He thought back to his last jump in uniform, and the excruciating pain of his rehab and shattered leg. He thought of the despair known only by a young man who had his dreams suddenly, irrevocably altered by events, and reflected with the wisdom of an old man on how those changes had worked out.

Though he had never fired his weapon at an adversary, he had fought many, sometimes brutal battles; the dignity of returning a fallen soldier was not always smooth, rarely without some sort of unexpected incident or reaction. Ill-fitting uniforms, incorrect insignia, stuck-in-traffic or lost-on-a-country-backroad honor guards were recurring obstacles. There was dealing with the pain, bitterness, or denial of families; the blank faces of young widows whose dreams and plans were now gone and the uncomprehending-the-magnitude small children, fascinated by the pomp of death, confused at the sadness displayed by the adults.

He often thought of a chaplain on a train, and myriad other travelers who, seeing his uniform, would engage him in fascinated conversation until their discomfort of his assignment came into play.

He had fought the battles as he had been ordered, emerged from them all with scars. Victorious and without regret. He had done his duty.

He came to old-man, near-parade rest for a moment, before turning to the headstone of his old friend, where he snapped off a lingering, still crisp salute. He had escorted his buddy only briefly; the walk from the front of the church to the hearse, then from hearse to gravesite.  he valued every moment as no one else could.
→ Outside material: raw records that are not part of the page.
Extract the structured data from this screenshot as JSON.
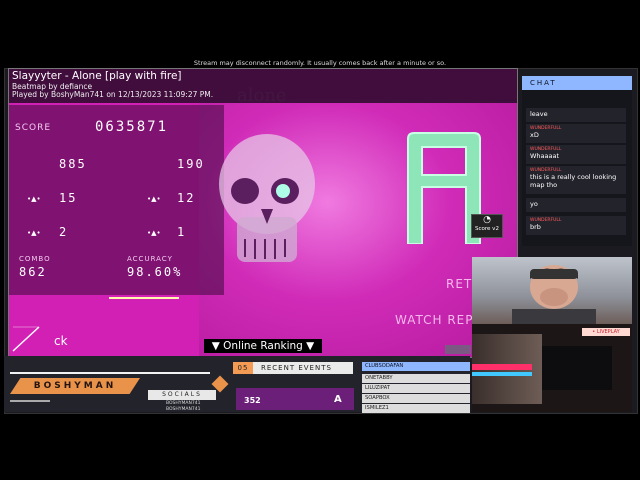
{
  "banner": "Stream may disconnect randomly. It usually comes back after a minute or so.",
  "game": {
    "song_title": "Slayyyter - Alone [play with fire]",
    "beatmap_by": "Beatmap by defiance",
    "played_by": "Played by BoshyMan741 on 12/13/2023 11:09:27 PM.",
    "score_label": "SCORE",
    "score": "0635871",
    "hits": [
      {
        "left_label": "",
        "left_value": "885",
        "right_label": "",
        "right_value": "190"
      },
      {
        "left_label": "•▲•",
        "left_value": "15",
        "right_label": "•▲•",
        "right_value": "12"
      },
      {
        "left_label": "•▲•",
        "left_value": "2",
        "right_label": "•▲•",
        "right_value": "1"
      }
    ],
    "combo_label": "COMBO",
    "combo": "862",
    "accuracy_label": "ACCURACY",
    "accuracy": "98.60%",
    "grade": "A",
    "score_btn_label": "Score v2",
    "retry": "RETRY",
    "watch": "WATCH REPLAY",
    "back": "ck",
    "online_ranking": "▼ Online Ranking ▼",
    "bg_text": "alone"
  },
  "chat": {
    "title": "CHAT",
    "messages": [
      {
        "user": "",
        "text": "leave"
      },
      {
        "user": "WUNDERFULL",
        "text": "xD"
      },
      {
        "user": "WUNDERFULL",
        "text": "Whaaaat"
      },
      {
        "user": "WUNDERFULL",
        "text": "this is a really cool looking map tho"
      },
      {
        "user": "",
        "text": "yo"
      },
      {
        "user": "WUNDERFULL",
        "text": "brb"
      }
    ]
  },
  "webcam": {
    "liveplay": "• LIVEPLAY"
  },
  "footer": {
    "name": "BOSHYMAN",
    "socials_label": "SOCIALS",
    "social_1": "BOSHYMAN741",
    "social_2": "BOSHYMAN741",
    "recent_num": "05",
    "recent_label": "RECENT EVENTS",
    "recent_score": "352",
    "recent_grade": "A",
    "leaderboard": [
      "CLUBSODAFAN",
      "ONETABBY",
      "LILUZIPAT",
      "SOAPBOX",
      "ISMILEZ1"
    ]
  },
  "colors": {
    "game_bg": "#d21fb4",
    "grade": "#8ee6b8",
    "accent_orange": "#e8924a",
    "chat_head": "#8fb7ff"
  }
}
There was pride, and great honor in what he had done for all of those years.  No, there were no ribbons, or medals to share with children, grandchildren – none of the stories of heroism that his friends got to tell, that other children and grandchildren got to hear.  But the stories he did have to tell, that he did share with family, friends, were told with solemnity and grace. With dignity and honor. He told people, quietly, and without personal pride, how he did his duty, and why each and every soldier he escorted was deserving of all the respect he could give them in death.

He knew more about finality in all its forms than most anyone and was grateful, thankful of the opportunities he had been afforded, the chance to serve in a special, meaningful way, his fellow soldiers. His fellow man.  Hoping he had been the warrior he needed to be, at the time people needed him, he stood quietly, nodding his head. He was proud of the work he had done, he could admit that to himself. And so he did, for the first time ever.

Then, turning on his heel, he walked steadily between two rows of symmetrical marble stones, and went home.